→ INSTRUCTIONS FOR THE TASK:
Could you return every line of the material that contains the word "client"?

════

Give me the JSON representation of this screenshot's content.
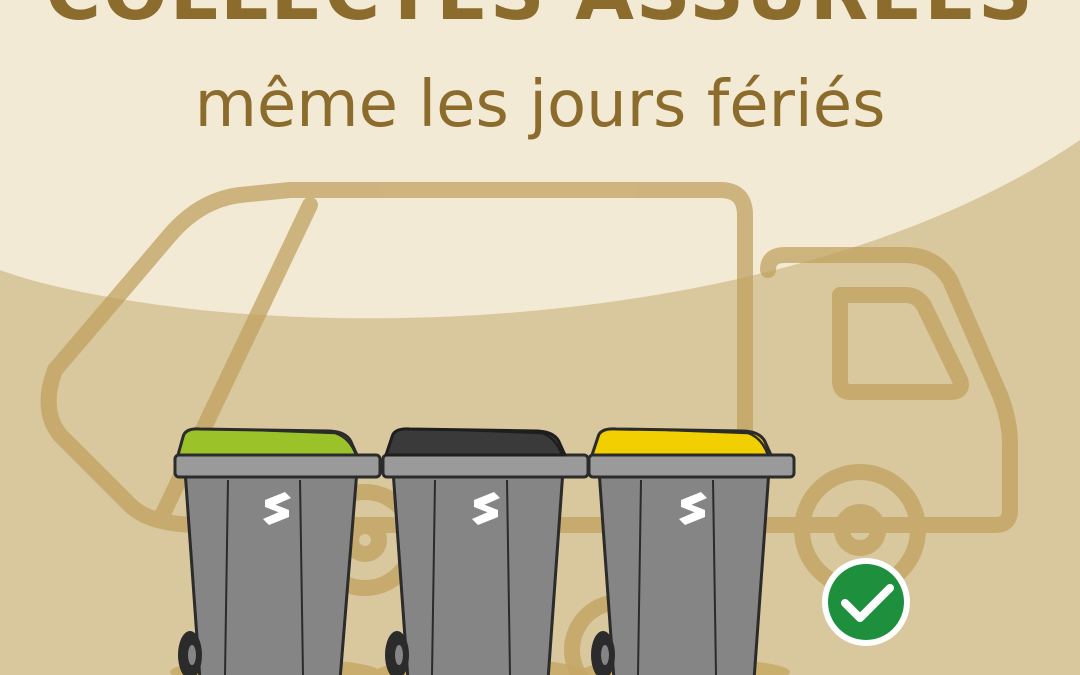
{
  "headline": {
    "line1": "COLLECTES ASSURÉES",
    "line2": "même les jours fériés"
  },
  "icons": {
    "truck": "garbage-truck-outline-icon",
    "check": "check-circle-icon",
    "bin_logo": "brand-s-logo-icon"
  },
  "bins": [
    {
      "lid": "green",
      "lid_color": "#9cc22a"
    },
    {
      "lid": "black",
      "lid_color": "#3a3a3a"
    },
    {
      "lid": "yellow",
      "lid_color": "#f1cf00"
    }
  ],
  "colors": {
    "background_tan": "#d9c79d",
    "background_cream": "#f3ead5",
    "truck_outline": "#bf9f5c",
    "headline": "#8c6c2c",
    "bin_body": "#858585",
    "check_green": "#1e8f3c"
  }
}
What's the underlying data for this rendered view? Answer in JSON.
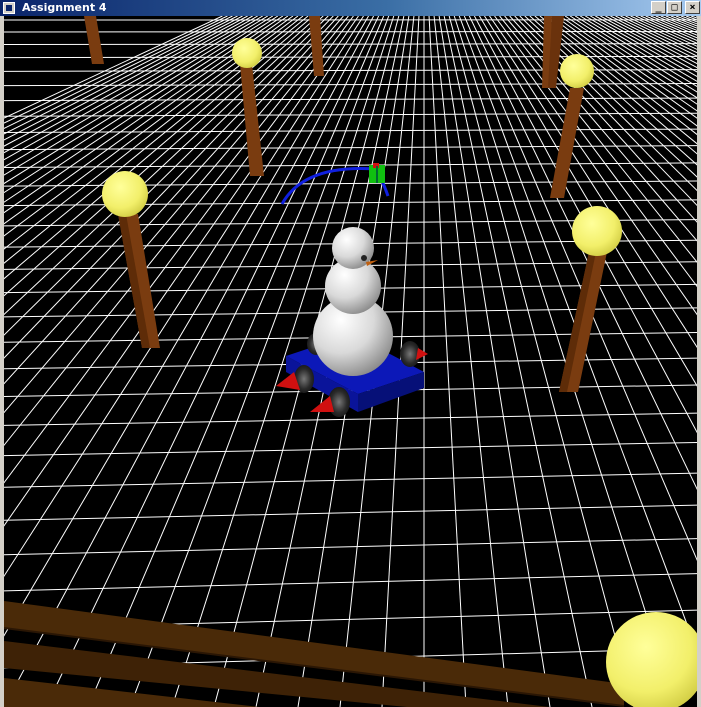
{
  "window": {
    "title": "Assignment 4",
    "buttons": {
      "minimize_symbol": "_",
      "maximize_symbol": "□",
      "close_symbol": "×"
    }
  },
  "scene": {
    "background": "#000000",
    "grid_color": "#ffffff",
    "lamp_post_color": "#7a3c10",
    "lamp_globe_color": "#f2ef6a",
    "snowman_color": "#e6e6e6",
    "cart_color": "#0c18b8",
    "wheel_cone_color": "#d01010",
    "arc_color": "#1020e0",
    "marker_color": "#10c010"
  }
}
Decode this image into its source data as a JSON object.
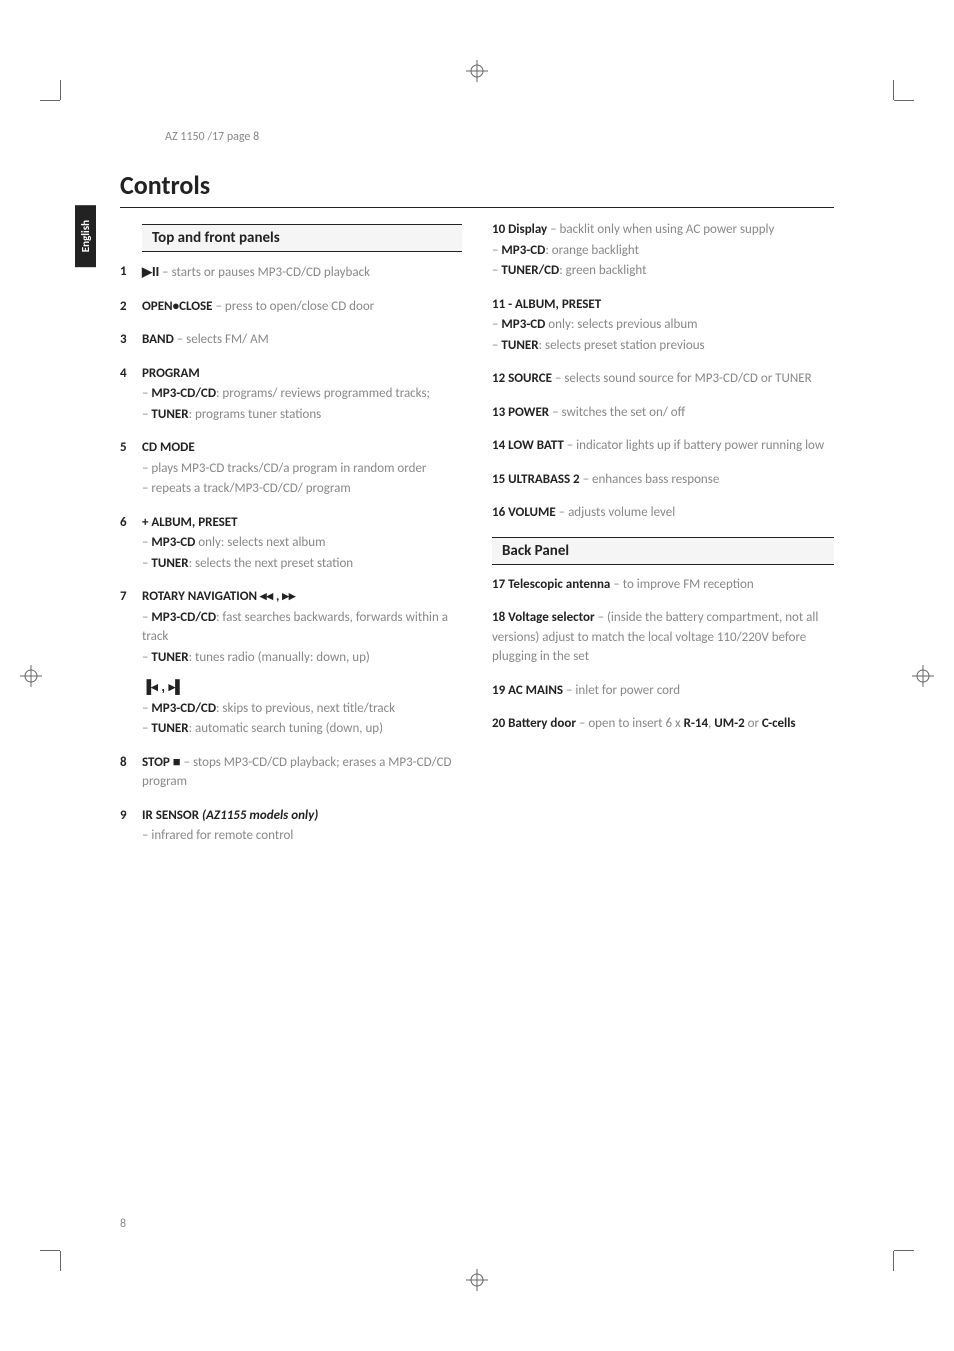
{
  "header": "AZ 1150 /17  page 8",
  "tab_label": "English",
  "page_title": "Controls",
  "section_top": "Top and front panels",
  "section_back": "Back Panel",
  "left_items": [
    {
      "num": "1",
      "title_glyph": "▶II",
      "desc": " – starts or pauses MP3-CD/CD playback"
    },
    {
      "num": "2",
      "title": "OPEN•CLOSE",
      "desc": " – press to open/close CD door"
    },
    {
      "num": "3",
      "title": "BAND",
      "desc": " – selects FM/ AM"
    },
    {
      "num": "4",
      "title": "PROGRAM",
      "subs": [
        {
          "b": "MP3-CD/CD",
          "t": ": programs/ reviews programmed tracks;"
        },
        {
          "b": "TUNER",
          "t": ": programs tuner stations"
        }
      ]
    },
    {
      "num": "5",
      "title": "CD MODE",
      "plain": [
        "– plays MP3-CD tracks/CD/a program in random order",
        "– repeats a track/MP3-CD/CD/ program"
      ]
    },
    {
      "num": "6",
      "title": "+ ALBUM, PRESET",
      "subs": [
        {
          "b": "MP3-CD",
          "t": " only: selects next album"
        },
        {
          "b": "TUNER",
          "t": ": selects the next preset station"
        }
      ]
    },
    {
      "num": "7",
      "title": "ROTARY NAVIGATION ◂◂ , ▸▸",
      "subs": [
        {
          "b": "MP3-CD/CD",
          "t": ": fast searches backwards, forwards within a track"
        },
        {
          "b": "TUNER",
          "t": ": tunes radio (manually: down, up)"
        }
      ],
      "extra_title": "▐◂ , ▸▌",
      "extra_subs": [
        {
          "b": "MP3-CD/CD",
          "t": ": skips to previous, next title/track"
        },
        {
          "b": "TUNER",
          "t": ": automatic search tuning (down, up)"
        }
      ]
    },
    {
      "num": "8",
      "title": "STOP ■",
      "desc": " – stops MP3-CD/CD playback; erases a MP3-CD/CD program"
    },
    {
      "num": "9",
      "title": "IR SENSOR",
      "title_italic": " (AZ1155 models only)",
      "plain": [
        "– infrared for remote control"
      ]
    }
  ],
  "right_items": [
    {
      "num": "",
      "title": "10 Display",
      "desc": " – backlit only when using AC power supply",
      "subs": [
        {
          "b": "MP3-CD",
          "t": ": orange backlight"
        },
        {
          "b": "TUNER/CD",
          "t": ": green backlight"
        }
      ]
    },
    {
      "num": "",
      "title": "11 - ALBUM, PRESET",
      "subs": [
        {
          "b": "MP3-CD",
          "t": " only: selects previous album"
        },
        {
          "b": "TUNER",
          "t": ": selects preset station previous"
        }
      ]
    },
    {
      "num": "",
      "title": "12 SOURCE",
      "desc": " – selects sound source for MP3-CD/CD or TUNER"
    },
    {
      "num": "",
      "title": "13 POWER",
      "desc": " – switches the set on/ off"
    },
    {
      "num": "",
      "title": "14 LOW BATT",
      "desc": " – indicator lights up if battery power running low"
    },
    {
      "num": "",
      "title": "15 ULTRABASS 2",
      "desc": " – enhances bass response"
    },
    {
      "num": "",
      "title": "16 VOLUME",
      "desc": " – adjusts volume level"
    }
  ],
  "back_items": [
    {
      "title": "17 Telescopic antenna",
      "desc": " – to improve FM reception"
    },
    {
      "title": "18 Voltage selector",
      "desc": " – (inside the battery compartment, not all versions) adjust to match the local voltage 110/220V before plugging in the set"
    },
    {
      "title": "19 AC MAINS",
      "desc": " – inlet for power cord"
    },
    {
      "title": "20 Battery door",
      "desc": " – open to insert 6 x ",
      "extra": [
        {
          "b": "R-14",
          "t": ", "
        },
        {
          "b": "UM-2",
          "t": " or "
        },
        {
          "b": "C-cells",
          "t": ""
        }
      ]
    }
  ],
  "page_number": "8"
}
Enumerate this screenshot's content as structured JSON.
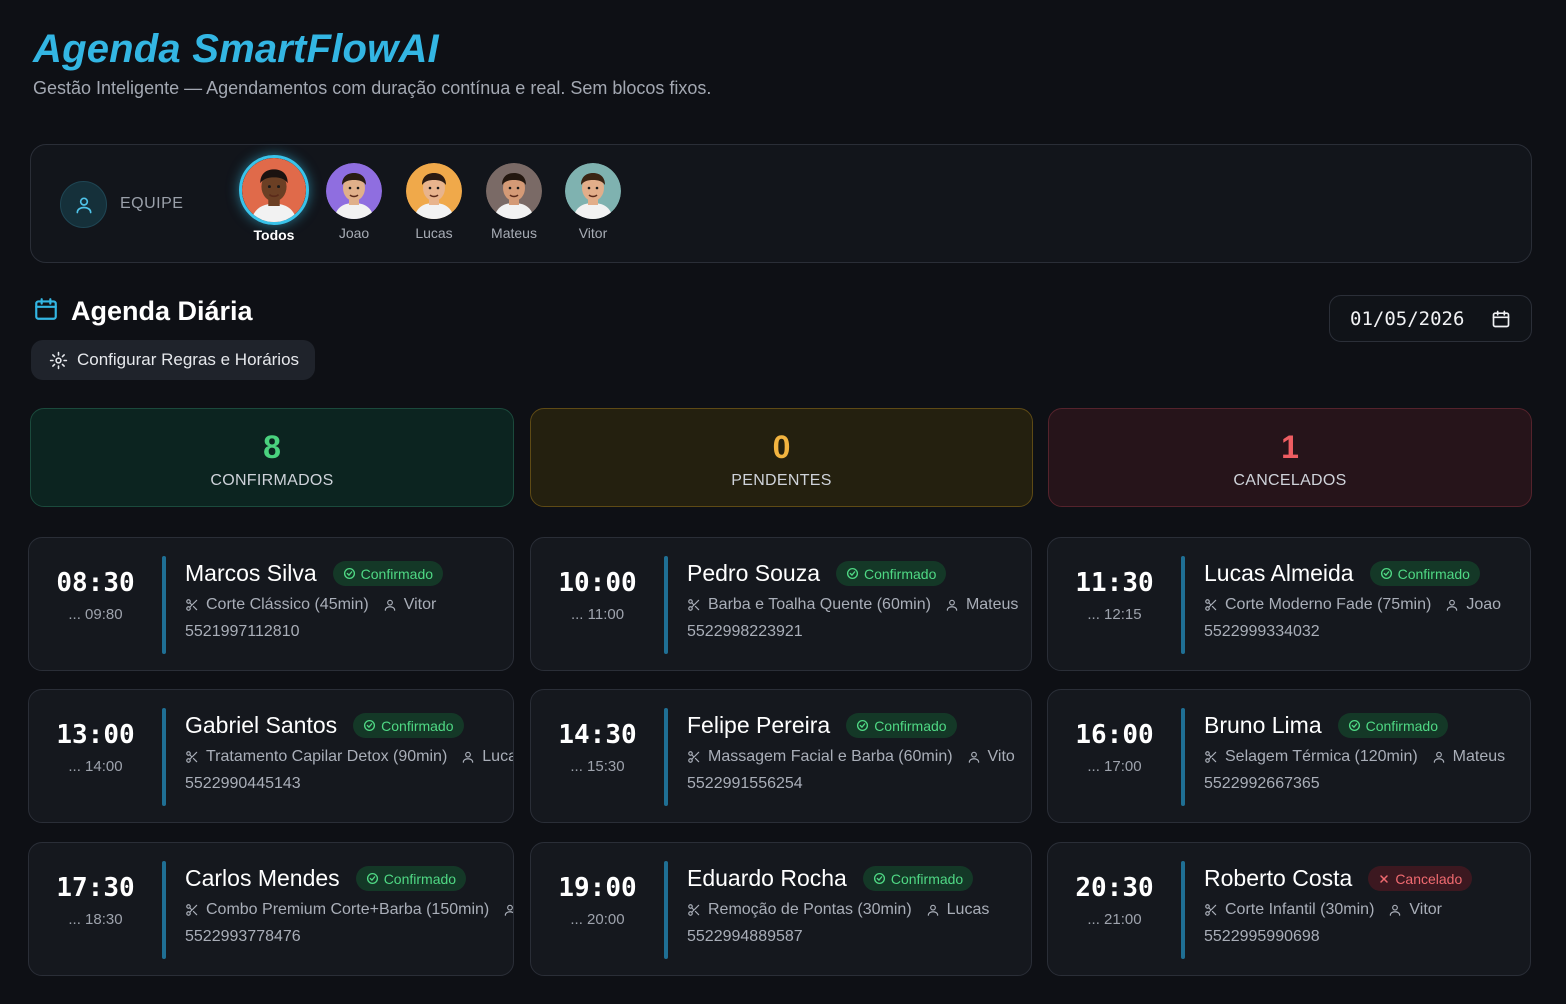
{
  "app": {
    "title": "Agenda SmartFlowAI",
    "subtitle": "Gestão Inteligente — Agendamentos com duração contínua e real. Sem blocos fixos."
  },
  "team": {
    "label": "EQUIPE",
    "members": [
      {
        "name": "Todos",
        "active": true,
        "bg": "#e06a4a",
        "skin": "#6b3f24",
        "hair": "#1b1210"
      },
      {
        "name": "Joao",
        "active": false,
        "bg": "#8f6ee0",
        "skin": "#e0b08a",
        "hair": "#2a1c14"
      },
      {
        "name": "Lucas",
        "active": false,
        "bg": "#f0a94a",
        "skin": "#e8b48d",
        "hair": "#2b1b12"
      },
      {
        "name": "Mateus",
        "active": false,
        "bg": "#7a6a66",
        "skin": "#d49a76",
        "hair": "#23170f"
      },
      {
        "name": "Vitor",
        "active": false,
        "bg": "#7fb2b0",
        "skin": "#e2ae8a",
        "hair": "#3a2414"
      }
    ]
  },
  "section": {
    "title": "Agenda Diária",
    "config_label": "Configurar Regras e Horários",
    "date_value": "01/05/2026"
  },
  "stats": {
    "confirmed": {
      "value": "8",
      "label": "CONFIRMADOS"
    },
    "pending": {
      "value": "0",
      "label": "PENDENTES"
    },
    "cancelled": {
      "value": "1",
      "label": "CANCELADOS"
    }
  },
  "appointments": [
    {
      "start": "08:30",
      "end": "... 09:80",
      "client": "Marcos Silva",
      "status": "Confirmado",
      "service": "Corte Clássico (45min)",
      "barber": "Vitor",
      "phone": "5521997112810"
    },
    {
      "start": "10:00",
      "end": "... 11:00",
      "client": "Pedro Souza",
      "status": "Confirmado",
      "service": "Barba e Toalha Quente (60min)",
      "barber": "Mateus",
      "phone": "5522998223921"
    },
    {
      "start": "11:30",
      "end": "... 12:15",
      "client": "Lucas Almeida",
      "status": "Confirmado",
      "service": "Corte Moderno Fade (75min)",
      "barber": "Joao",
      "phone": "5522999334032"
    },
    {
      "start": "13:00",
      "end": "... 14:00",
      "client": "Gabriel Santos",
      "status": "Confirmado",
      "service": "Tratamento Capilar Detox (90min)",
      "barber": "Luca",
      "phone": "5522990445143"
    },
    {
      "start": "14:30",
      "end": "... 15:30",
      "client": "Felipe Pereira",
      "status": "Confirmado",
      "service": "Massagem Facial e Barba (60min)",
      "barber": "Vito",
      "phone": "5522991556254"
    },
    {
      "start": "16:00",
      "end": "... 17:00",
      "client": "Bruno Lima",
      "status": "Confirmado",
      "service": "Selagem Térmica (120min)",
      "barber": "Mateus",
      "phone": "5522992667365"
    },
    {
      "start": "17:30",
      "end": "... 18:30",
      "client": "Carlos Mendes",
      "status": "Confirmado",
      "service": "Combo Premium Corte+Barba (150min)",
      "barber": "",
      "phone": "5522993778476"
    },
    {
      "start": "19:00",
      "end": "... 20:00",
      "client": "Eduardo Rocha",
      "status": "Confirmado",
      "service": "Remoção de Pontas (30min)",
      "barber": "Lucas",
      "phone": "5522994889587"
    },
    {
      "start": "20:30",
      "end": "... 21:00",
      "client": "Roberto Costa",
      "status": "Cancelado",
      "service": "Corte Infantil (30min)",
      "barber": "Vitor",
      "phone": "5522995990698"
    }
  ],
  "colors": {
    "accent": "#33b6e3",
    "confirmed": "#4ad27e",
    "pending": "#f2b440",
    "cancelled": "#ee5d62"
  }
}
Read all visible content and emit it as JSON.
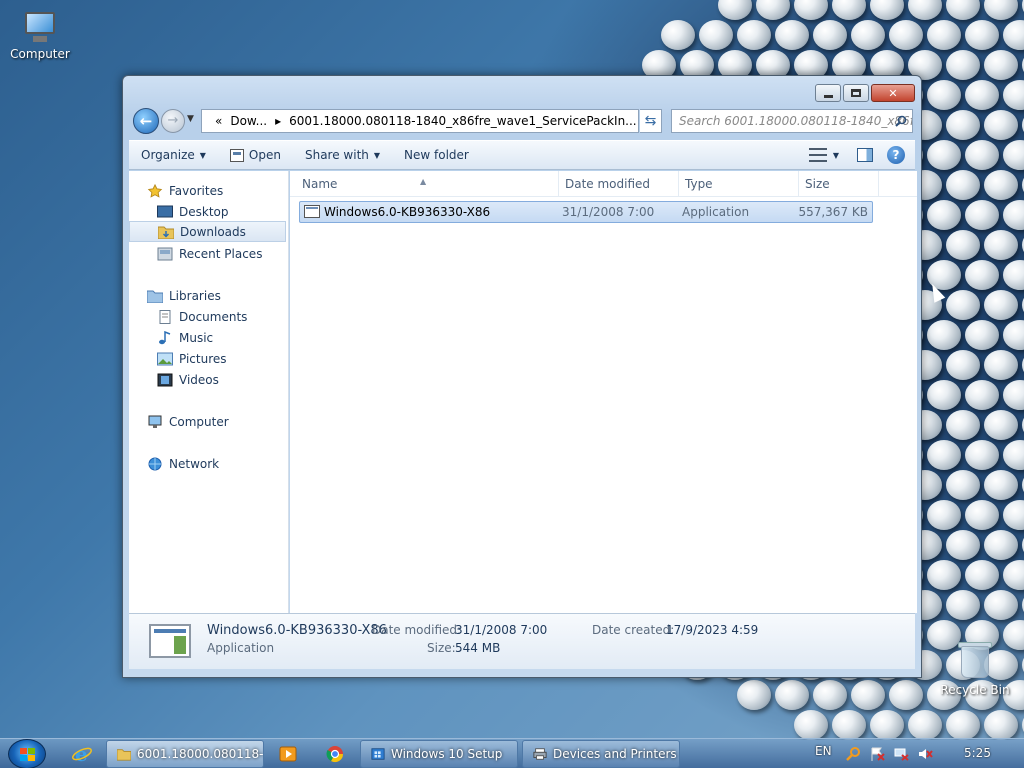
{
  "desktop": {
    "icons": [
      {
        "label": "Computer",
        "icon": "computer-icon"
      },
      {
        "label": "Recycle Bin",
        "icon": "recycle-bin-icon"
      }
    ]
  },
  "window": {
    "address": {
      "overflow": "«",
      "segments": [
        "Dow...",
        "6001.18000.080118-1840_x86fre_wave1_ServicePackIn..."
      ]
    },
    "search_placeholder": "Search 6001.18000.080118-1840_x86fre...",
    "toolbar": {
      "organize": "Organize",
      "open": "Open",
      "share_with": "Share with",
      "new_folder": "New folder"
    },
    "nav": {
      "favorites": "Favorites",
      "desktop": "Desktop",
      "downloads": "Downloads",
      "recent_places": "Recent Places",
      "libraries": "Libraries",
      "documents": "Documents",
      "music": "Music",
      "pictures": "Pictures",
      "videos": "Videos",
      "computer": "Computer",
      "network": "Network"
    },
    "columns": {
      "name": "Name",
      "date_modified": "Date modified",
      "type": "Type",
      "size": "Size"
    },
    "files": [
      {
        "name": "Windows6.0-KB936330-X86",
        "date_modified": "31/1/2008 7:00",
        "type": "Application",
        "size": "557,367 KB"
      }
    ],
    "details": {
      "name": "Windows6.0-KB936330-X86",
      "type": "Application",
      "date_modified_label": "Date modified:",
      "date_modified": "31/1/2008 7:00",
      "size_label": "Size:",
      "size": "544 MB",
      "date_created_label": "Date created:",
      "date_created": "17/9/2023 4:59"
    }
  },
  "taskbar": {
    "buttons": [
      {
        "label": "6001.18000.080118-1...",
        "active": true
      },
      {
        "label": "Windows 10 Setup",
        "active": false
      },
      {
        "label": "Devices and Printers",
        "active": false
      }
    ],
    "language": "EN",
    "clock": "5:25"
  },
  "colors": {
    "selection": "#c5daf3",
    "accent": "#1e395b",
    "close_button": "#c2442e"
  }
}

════

→ RESPONSE BOX:
      "client": "Marcos Silva",
      "client": "Pedro Souza",
      "client": "Lucas Almeida",
      "client": "Gabriel Santos",
      "client": "Felipe Pereira",
      "client": "Bruno Lima",
      "client": "Carlos Mendes",
      "client": "Eduardo Rocha",
      "client": "Roberto Costa",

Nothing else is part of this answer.